**Supplied records:**
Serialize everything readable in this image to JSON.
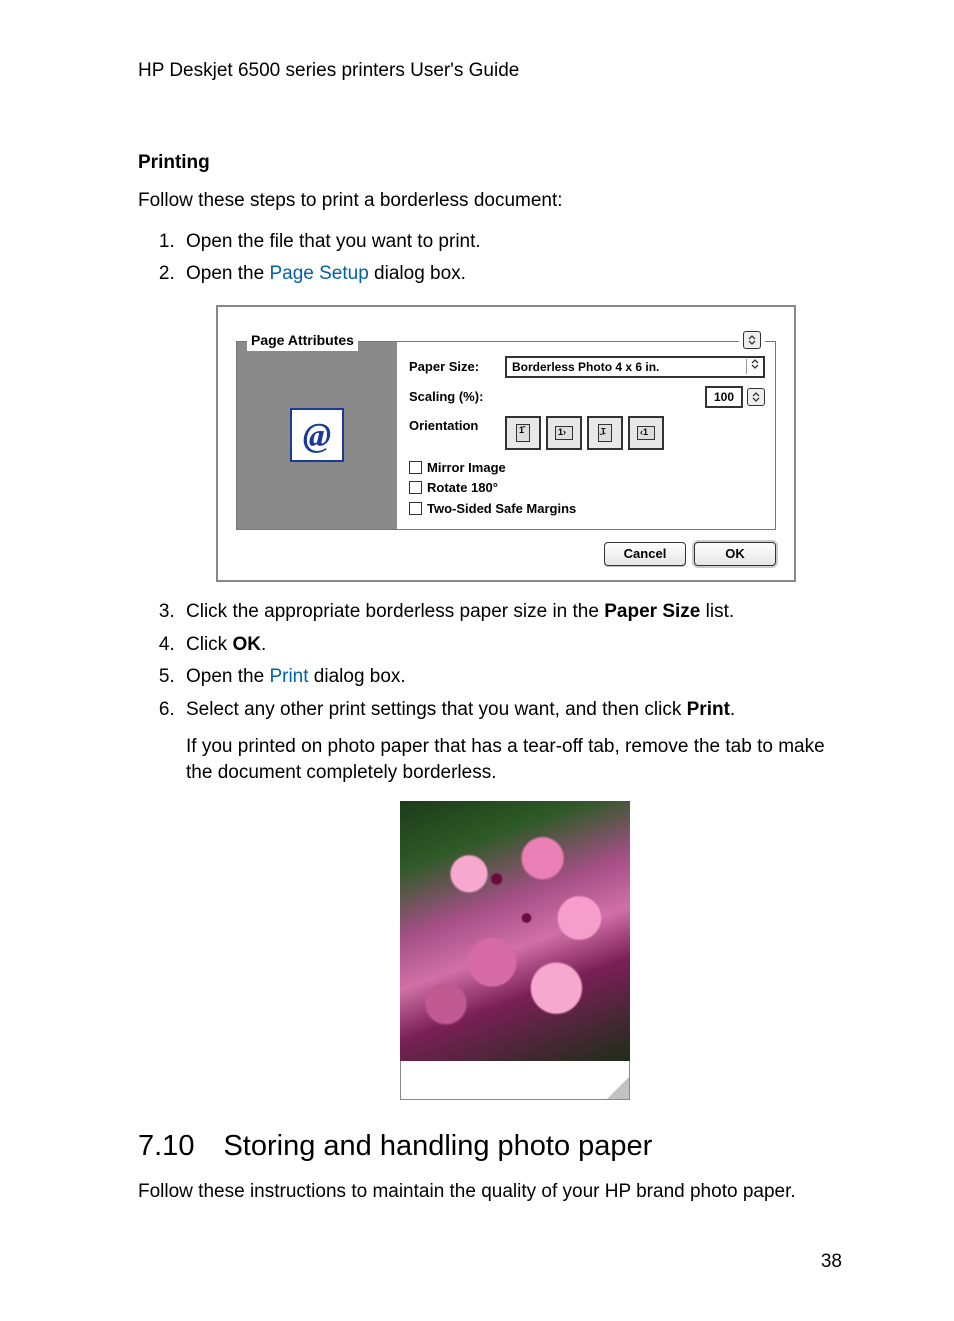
{
  "header_title": "HP Deskjet 6500 series printers User's Guide",
  "section1_title": "Printing",
  "intro_text": "Follow these steps to print a borderless document:",
  "steps_a": {
    "s1": "Open the file that you want to print.",
    "s2_pre": "Open the ",
    "s2_link": "Page Setup",
    "s2_post": " dialog box."
  },
  "dialog": {
    "tab_label": "Page Attributes",
    "paper_size_label": "Paper Size:",
    "paper_size_value": "Borderless Photo 4 x 6 in.",
    "scaling_label": "Scaling (%):",
    "scaling_value": "100",
    "orientation_label": "Orientation",
    "check_mirror": "Mirror Image",
    "check_rotate": "Rotate 180°",
    "check_twosided": "Two-Sided Safe Margins",
    "cancel": "Cancel",
    "ok": "OK"
  },
  "steps_b": {
    "s3_pre": "Click the appropriate borderless paper size in the ",
    "s3_bold": "Paper Size",
    "s3_post": " list.",
    "s4_pre": "Click ",
    "s4_bold": "OK",
    "s4_post": ".",
    "s5_pre": "Open the ",
    "s5_link": "Print",
    "s5_post": " dialog box.",
    "s6_pre": "Select any other print settings that you want, and then click ",
    "s6_bold": "Print",
    "s6_post": ".",
    "s6_extra": "If you printed on photo paper that has a tear-off tab, remove the tab to make the document completely borderless."
  },
  "chapter_title": "7.10 Storing and handling photo paper",
  "chapter_intro": "Follow these instructions to maintain the quality of your HP brand photo paper.",
  "page_number": "38"
}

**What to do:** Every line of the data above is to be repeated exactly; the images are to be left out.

**Result of the task:**
Serialize everything readable in this image to JSON.
{
  "header_title": "HP Deskjet 6500 series printers User's Guide",
  "section1_title": "Printing",
  "intro_text": "Follow these steps to print a borderless document:",
  "steps_a": {
    "s1": "Open the file that you want to print.",
    "s2_pre": "Open the ",
    "s2_link": "Page Setup",
    "s2_post": " dialog box."
  },
  "dialog": {
    "tab_label": "Page Attributes",
    "paper_size_label": "Paper Size:",
    "paper_size_value": "Borderless Photo 4 x 6 in.",
    "scaling_label": "Scaling (%):",
    "scaling_value": "100",
    "orientation_label": "Orientation",
    "check_mirror": "Mirror Image",
    "check_rotate": "Rotate 180°",
    "check_twosided": "Two-Sided Safe Margins",
    "cancel": "Cancel",
    "ok": "OK"
  },
  "steps_b": {
    "s3_pre": "Click the appropriate borderless paper size in the ",
    "s3_bold": "Paper Size",
    "s3_post": " list.",
    "s4_pre": "Click ",
    "s4_bold": "OK",
    "s4_post": ".",
    "s5_pre": "Open the ",
    "s5_link": "Print",
    "s5_post": " dialog box.",
    "s6_pre": "Select any other print settings that you want, and then click ",
    "s6_bold": "Print",
    "s6_post": ".",
    "s6_extra": "If you printed on photo paper that has a tear-off tab, remove the tab to make the document completely borderless."
  },
  "chapter_title": "7.10 Storing and handling photo paper",
  "chapter_intro": "Follow these instructions to maintain the quality of your HP brand photo paper.",
  "page_number": "38"
}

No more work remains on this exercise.